The 59 ½ rule states that if you withdraw money from your annuity before age 59 ½, you have to pay a 10% tax penalty on your interest earnings as well as the ordinary tax on the amount. However, if you have a disablement at the time of withdrawal, the IRS might be able to waive this penalty.
Unique Tax Perks for Long-Term Care
Annuity interest used to pay long-term care insurance premiums can typically be withdrawn tax-free, depending on the situation.
Taxes At Death
Upon your death, your spouse can assume tax-free ownership of the annuity if you are married.
You can roll over your IRA, 401(k), or 403(b) or pension plan lump-sum payout into any type of qualified annuity without taxes.
The IRS considers contributions made to a qualified annuity as deductible within IRS limits for retirement plans. This means the same deductibility limits apply to qualified annuities as for any other IRA, 401(k), or 403(b). Premium payments to nonqualified annuities are not deductible.
Qualified Immediate Annuities
Because the funds in a pretax qualified annuity haven’t been taxed, the total amount of payments received each year is considered taxable. These amounts count toward your required minimum distributions (RMDs).
Conclusion – Are Annuities Taxable?
Learning the ins and outs of how annuities are taxed will help prepare you for any other questions that arise while you try to choose the correct annuity for your situation. Having a professional annuity agent guide you through this process is an essential part of choosing an annuity and you should choose your annuity agent based on trust and expertise.
Annuities are not straightforward financial products and as with any large financial decision, especially one affecting your retirement, you should feel confident your decision is based on concrete knowledge and guidance rather than risk.

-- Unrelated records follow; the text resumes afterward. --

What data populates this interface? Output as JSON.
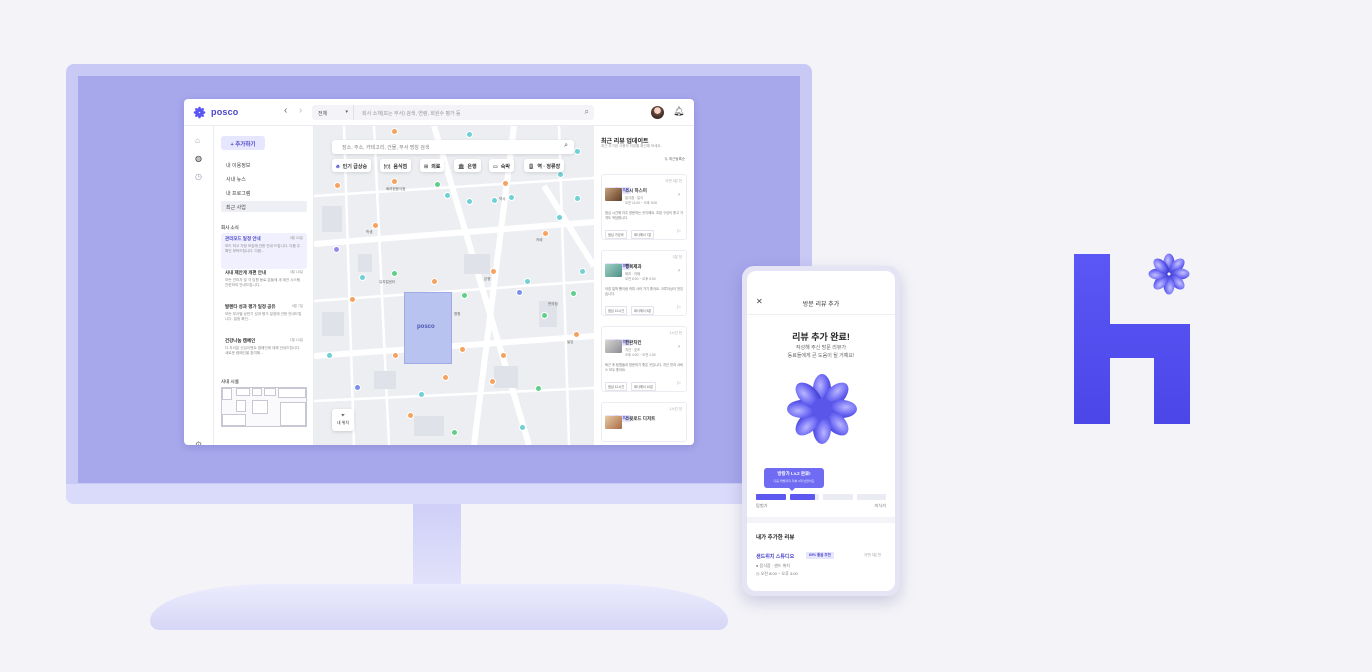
{
  "colors": {
    "accent": "#4a46c8",
    "brand_blue": "#5b57f6",
    "monitor_bezel": "#c9c9f6",
    "background": "#f4f4f8"
  },
  "app": {
    "logo_text": "posco",
    "search": {
      "category": "전체",
      "placeholder": "회사 소재(또는 부서) 검색, 연령, 회원수 평가 등"
    },
    "sidebar": {
      "add_button": "+ 추가하기",
      "items": [
        {
          "label": "내 이용정보"
        },
        {
          "label": "사내 뉴스"
        },
        {
          "label": "내 프로그램"
        },
        {
          "label": "최근 사업",
          "active": true
        }
      ],
      "news_section_title": "회사 소식",
      "news": [
        {
          "title": "관리모드 일정 안내",
          "date": "4월 20일",
          "body": "모드 하고 가정 모임에 관한 안내 드립니다. 다음 주 확인 부탁드립니다. 다음...",
          "highlight": true
        },
        {
          "title": "사내 제안게 개편 안내",
          "date": "4월 18일",
          "body": "모든 관리자 및 각 임원 동료 분들께 새 제안 시스템 관련하여 안내드립니다..."
        },
        {
          "title": "발렌타 성과 평가 일정 공유",
          "date": "4월 7일",
          "body": "모든 부서별 상반기 성과 평가 일정에 관한 안내드립니다. 일정 확인..."
        },
        {
          "title": "건강나눔 캠페인",
          "date": "1월 10일",
          "body": "다 자녀분 신입이벤트 캠페인에 대해 안내드립니다. 새로운 캠페인을 참여해..."
        }
      ],
      "floor_section_title": "사내 시설"
    },
    "map": {
      "search_placeholder": "장소, 주소, 카테고리, 건물, 부서 명칭 검색",
      "chips": [
        {
          "label": "인기 급상승",
          "icon": "fire-icon"
        },
        {
          "label": "음식점",
          "icon": "food-icon"
        },
        {
          "label": "의료",
          "icon": "medical-icon"
        },
        {
          "label": "은행",
          "icon": "bank-icon"
        },
        {
          "label": "숙박",
          "icon": "bed-icon"
        },
        {
          "label": "역 · 정류장",
          "icon": "train-icon"
        }
      ],
      "building_label": "posco",
      "my_location": "내 위치",
      "place_labels": [
        "화려한음식점",
        "뮤지컬센터",
        "약사",
        "병원",
        "학생",
        "은행",
        "카페",
        "빌딩",
        "편의점"
      ]
    },
    "reviews": {
      "title": "최근 리뷰 업데이트",
      "subtitle": "최근 추가된 사용자 리뷰를 확인해 보세요.",
      "sort": "최근등록순",
      "cards": [
        {
          "badge": "69% 좋음 추천",
          "time": "이번 3분 전",
          "name": "스시 하스미",
          "meta1": "일식점 · 일식",
          "meta2": "오전 11:00 ~ 오후 9:00",
          "text": "점심 시간에 자주 방문하는 곳이에요. 초밥 구성이 좋고 가격도 적당합니다.",
          "tags": [
            "점심 가성비",
            "회사에서 7분"
          ]
        },
        {
          "badge": "68% 좋음 추천",
          "time": "2분 전",
          "name": "행복제과",
          "meta1": "제과 · 카페",
          "meta2": "오전 6:00 ~ 오후 9:00",
          "text": "아침 일찍 빵이랑 커피 사러 가기 좋아요. 크루아상이 맛있습니다.",
          "tags": [
            "점심 12시간",
            "회사에서 5분"
          ]
        },
        {
          "badge": "66% 좋음 추천",
          "time": "1시간 전",
          "name": "한판치킨",
          "meta1": "치킨 · 호프",
          "meta2": "오후 4:00 ~ 오전 1:00",
          "text": "퇴근 후 팀원들과 방문하기 좋은 곳입니다. 치킨 맛과 서비스 모두 좋아요.",
          "tags": [
            "점심 12시간",
            "회사에서 10분"
          ]
        },
        {
          "badge": "77% 좋음 추천",
          "time": "1시간 전",
          "name": "스윗로드 디저트",
          "meta1": "",
          "meta2": "",
          "text": "",
          "tags": []
        }
      ]
    }
  },
  "phone": {
    "header": "방문 리뷰 추가",
    "title": "리뷰 추가 완료!",
    "desc_line1": "작성해 주신 방문 리뷰가",
    "desc_line2": "동료들에게 큰 도움이 될 거예요!",
    "tooltip_line1": "방랑가 Lv.2 완료!",
    "tooltip_line2": "다음 레벨까지 리뷰 3개 남았어요",
    "progress": {
      "segments_total": 4,
      "completed_fraction": 0.45
    },
    "level_start": "탐험가",
    "level_end": "미식가",
    "my_reviews_title": "내가 추가한 리뷰",
    "review": {
      "place": "샌드위치 스튜디오",
      "badge": "69% 좋음 추천",
      "time": "이번 3분 전",
      "meta1": "음식점 · 샌드 위치",
      "meta2": "오전 8:00 ~ 오후 3:00"
    }
  }
}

Licensed annuity agents should be able to guide you through any questions you have with detailed information and inviting demeanors. You should never feel rushed while choosing an annuity.